Collection entries:
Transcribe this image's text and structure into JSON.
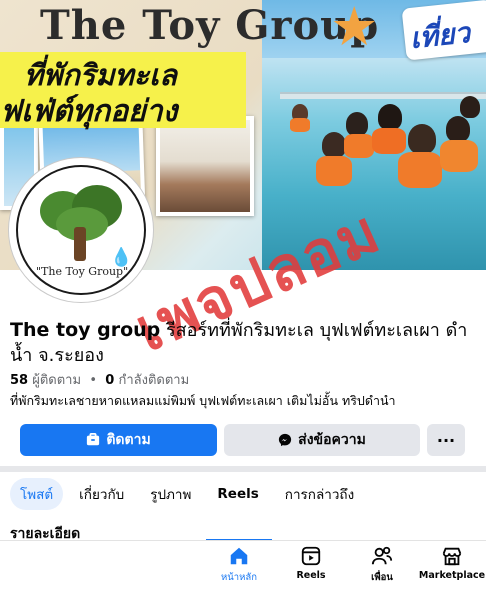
{
  "cover": {
    "title": "The Toy Group",
    "corner_tag": "เที่ยว",
    "tagline_line1": "ที่พักริมทะเล",
    "tagline_line2": "ฟเฟ่ต์ทุกอย่าง"
  },
  "avatar": {
    "caption": "\"The Toy Group\""
  },
  "watermark": "เพจปลอม",
  "page": {
    "name_bold": "The toy group",
    "name_rest": " รีสอร์ทที่พักริมทะเล บุฟเฟต์ทะเลเผา ดำน้ำ จ.ระยอง",
    "followers_count": "58",
    "followers_label": "ผู้ติดตาม",
    "following_count": "0",
    "following_label": "กำลังติดตาม",
    "bio": "ที่พักริมทะเลชายหาดแหลมแม่พิมพ์ บุฟเฟต์ทะเลเผา เติมไม่อั้น ทริปดำนำ"
  },
  "actions": {
    "follow": "ติดตาม",
    "message": "ส่งข้อความ",
    "more": "···"
  },
  "tabs": [
    {
      "label": "โพสต์",
      "active": true
    },
    {
      "label": "เกี่ยวกับ"
    },
    {
      "label": "รูปภาพ"
    },
    {
      "label": "Reels"
    },
    {
      "label": "การกล่าวถึง"
    }
  ],
  "section": {
    "title": "รายละเอียด"
  },
  "bottom_nav": [
    {
      "label": "หน้าหลัก",
      "icon": "home-icon",
      "active": true
    },
    {
      "label": "Reels",
      "icon": "reels-icon"
    },
    {
      "label": "เพื่อน",
      "icon": "friends-icon"
    },
    {
      "label": "Marketplace",
      "icon": "marketplace-icon"
    }
  ],
  "colors": {
    "accent": "#1877f2",
    "watermark": "#e23b3b",
    "button_grey": "#e4e6eb"
  }
}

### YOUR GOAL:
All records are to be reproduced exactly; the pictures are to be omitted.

### COMPLETED EXERCISE:
Transcribe this image's text and structure into JSON.
{
  "cover": {
    "title": "The Toy Group",
    "corner_tag": "เที่ยว",
    "tagline_line1": "ที่พักริมทะเล",
    "tagline_line2": "ฟเฟ่ต์ทุกอย่าง"
  },
  "avatar": {
    "caption": "\"The Toy Group\""
  },
  "watermark": "เพจปลอม",
  "page": {
    "name_bold": "The toy group",
    "name_rest": " รีสอร์ทที่พักริมทะเล บุฟเฟต์ทะเลเผา ดำน้ำ จ.ระยอง",
    "followers_count": "58",
    "followers_label": "ผู้ติดตาม",
    "following_count": "0",
    "following_label": "กำลังติดตาม",
    "bio": "ที่พักริมทะเลชายหาดแหลมแม่พิมพ์ บุฟเฟต์ทะเลเผา เติมไม่อั้น ทริปดำนำ"
  },
  "actions": {
    "follow": "ติดตาม",
    "message": "ส่งข้อความ",
    "more": "···"
  },
  "tabs": [
    {
      "label": "โพสต์",
      "active": true
    },
    {
      "label": "เกี่ยวกับ"
    },
    {
      "label": "รูปภาพ"
    },
    {
      "label": "Reels"
    },
    {
      "label": "การกล่าวถึง"
    }
  ],
  "section": {
    "title": "รายละเอียด"
  },
  "bottom_nav": [
    {
      "label": "หน้าหลัก",
      "icon": "home-icon",
      "active": true
    },
    {
      "label": "Reels",
      "icon": "reels-icon"
    },
    {
      "label": "เพื่อน",
      "icon": "friends-icon"
    },
    {
      "label": "Marketplace",
      "icon": "marketplace-icon"
    }
  ],
  "colors": {
    "accent": "#1877f2",
    "watermark": "#e23b3b",
    "button_grey": "#e4e6eb"
  }
}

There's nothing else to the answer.